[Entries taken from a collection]
== Segment start ==

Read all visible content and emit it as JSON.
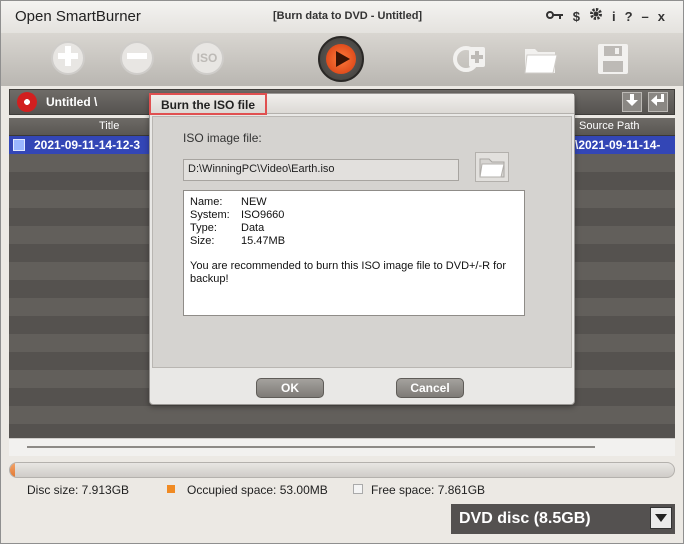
{
  "app": {
    "title": "Open SmartBurner",
    "document_title": "[Burn data to DVD - Untitled]",
    "title_icons": [
      "key-icon",
      "dollar-icon",
      "gear-icon",
      "info-icon",
      "help-icon",
      "minimize-icon",
      "close-icon"
    ],
    "title_glyphs": {
      "dollar": "$",
      "info": "i",
      "help": "?",
      "minimize": "–",
      "close": "x"
    }
  },
  "toolbar": {
    "iso_label": "ISO"
  },
  "pathbar": {
    "label": "Untitled \\"
  },
  "table": {
    "columns": {
      "title": "Title",
      "source": "Source Path"
    },
    "rows": [
      {
        "title": "2021-09-11-14-12-3",
        "source": "\\2021-09-11-14-"
      }
    ]
  },
  "status": {
    "disc_size": "Disc size: 7.913GB",
    "occupied": "Occupied space: 53.00MB",
    "free": "Free space: 7.861GB",
    "progress_fraction": 0.007
  },
  "disc_select": {
    "value": "DVD disc (8.5GB)"
  },
  "dialog": {
    "title": "Burn the ISO file",
    "iso_label": "ISO image file:",
    "iso_path": "D:\\WinningPC\\Video\\Earth.iso",
    "info": [
      {
        "key": "Name:",
        "value": "NEW"
      },
      {
        "key": "System:",
        "value": "ISO9660"
      },
      {
        "key": "Type:",
        "value": "Data"
      },
      {
        "key": "Size:",
        "value": "15.47MB"
      }
    ],
    "note": "You are recommended to burn this ISO image file to DVD+/-R for backup!",
    "ok_label": "OK",
    "cancel_label": "Cancel"
  },
  "colors": {
    "accent": "#e17a34",
    "selection": "#3346b6",
    "burn": "#d43a10"
  }
}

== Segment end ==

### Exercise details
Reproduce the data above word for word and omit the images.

### Result of the exercise
Read all visible content and emit it as JSON.
{
  "app": {
    "title": "Open SmartBurner",
    "document_title": "[Burn data to DVD - Untitled]",
    "title_icons": [
      "key-icon",
      "dollar-icon",
      "gear-icon",
      "info-icon",
      "help-icon",
      "minimize-icon",
      "close-icon"
    ],
    "title_glyphs": {
      "dollar": "$",
      "info": "i",
      "help": "?",
      "minimize": "–",
      "close": "x"
    }
  },
  "toolbar": {
    "iso_label": "ISO"
  },
  "pathbar": {
    "label": "Untitled \\"
  },
  "table": {
    "columns": {
      "title": "Title",
      "source": "Source Path"
    },
    "rows": [
      {
        "title": "2021-09-11-14-12-3",
        "source": "\\2021-09-11-14-"
      }
    ]
  },
  "status": {
    "disc_size": "Disc size: 7.913GB",
    "occupied": "Occupied space: 53.00MB",
    "free": "Free space: 7.861GB",
    "progress_fraction": 0.007
  },
  "disc_select": {
    "value": "DVD disc (8.5GB)"
  },
  "dialog": {
    "title": "Burn the ISO file",
    "iso_label": "ISO image file:",
    "iso_path": "D:\\WinningPC\\Video\\Earth.iso",
    "info": [
      {
        "key": "Name:",
        "value": "NEW"
      },
      {
        "key": "System:",
        "value": "ISO9660"
      },
      {
        "key": "Type:",
        "value": "Data"
      },
      {
        "key": "Size:",
        "value": "15.47MB"
      }
    ],
    "note": "You are recommended to burn this ISO image file to DVD+/-R for backup!",
    "ok_label": "OK",
    "cancel_label": "Cancel"
  },
  "colors": {
    "accent": "#e17a34",
    "selection": "#3346b6",
    "burn": "#d43a10"
  }
}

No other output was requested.